Print the entries exactly as given.

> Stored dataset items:
Start of Block
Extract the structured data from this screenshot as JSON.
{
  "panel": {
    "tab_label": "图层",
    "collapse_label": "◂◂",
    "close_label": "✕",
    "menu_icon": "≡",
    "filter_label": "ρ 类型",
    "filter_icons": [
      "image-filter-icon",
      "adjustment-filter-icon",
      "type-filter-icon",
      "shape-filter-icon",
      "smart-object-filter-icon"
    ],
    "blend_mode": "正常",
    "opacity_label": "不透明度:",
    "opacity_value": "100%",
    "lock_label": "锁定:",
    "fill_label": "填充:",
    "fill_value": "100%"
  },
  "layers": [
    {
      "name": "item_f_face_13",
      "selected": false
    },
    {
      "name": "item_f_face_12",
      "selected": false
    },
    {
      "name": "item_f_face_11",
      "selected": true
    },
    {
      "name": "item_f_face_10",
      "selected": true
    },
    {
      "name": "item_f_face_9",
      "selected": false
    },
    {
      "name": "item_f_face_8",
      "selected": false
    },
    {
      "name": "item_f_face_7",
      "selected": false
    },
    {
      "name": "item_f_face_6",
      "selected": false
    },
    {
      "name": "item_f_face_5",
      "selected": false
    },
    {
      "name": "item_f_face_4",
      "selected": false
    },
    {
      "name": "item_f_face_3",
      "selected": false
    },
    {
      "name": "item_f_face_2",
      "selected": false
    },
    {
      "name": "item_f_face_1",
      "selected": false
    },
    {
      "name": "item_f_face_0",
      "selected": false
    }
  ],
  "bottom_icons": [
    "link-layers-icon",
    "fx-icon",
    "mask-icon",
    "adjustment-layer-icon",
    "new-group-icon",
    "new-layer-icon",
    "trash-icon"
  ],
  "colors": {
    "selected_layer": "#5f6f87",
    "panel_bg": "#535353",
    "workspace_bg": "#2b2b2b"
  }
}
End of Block
> OUTPUT BELOW:
Extract the structured data from this screenshot as JSON.
{
  "panel": {
    "tab_label": "图层",
    "collapse_label": "◂◂",
    "close_label": "✕",
    "menu_icon": "≡",
    "filter_label": "ρ 类型",
    "filter_icons": [
      "image-filter-icon",
      "adjustment-filter-icon",
      "type-filter-icon",
      "shape-filter-icon",
      "smart-object-filter-icon"
    ],
    "blend_mode": "正常",
    "opacity_label": "不透明度:",
    "opacity_value": "100%",
    "lock_label": "锁定:",
    "fill_label": "填充:",
    "fill_value": "100%"
  },
  "layers": [
    {
      "name": "item_f_face_13",
      "selected": false
    },
    {
      "name": "item_f_face_12",
      "selected": false
    },
    {
      "name": "item_f_face_11",
      "selected": true
    },
    {
      "name": "item_f_face_10",
      "selected": true
    },
    {
      "name": "item_f_face_9",
      "selected": false
    },
    {
      "name": "item_f_face_8",
      "selected": false
    },
    {
      "name": "item_f_face_7",
      "selected": false
    },
    {
      "name": "item_f_face_6",
      "selected": false
    },
    {
      "name": "item_f_face_5",
      "selected": false
    },
    {
      "name": "item_f_face_4",
      "selected": false
    },
    {
      "name": "item_f_face_3",
      "selected": false
    },
    {
      "name": "item_f_face_2",
      "selected": false
    },
    {
      "name": "item_f_face_1",
      "selected": false
    },
    {
      "name": "item_f_face_0",
      "selected": false
    }
  ],
  "bottom_icons": [
    "link-layers-icon",
    "fx-icon",
    "mask-icon",
    "adjustment-layer-icon",
    "new-group-icon",
    "new-layer-icon",
    "trash-icon"
  ],
  "colors": {
    "selected_layer": "#5f6f87",
    "panel_bg": "#535353",
    "workspace_bg": "#2b2b2b"
  }
}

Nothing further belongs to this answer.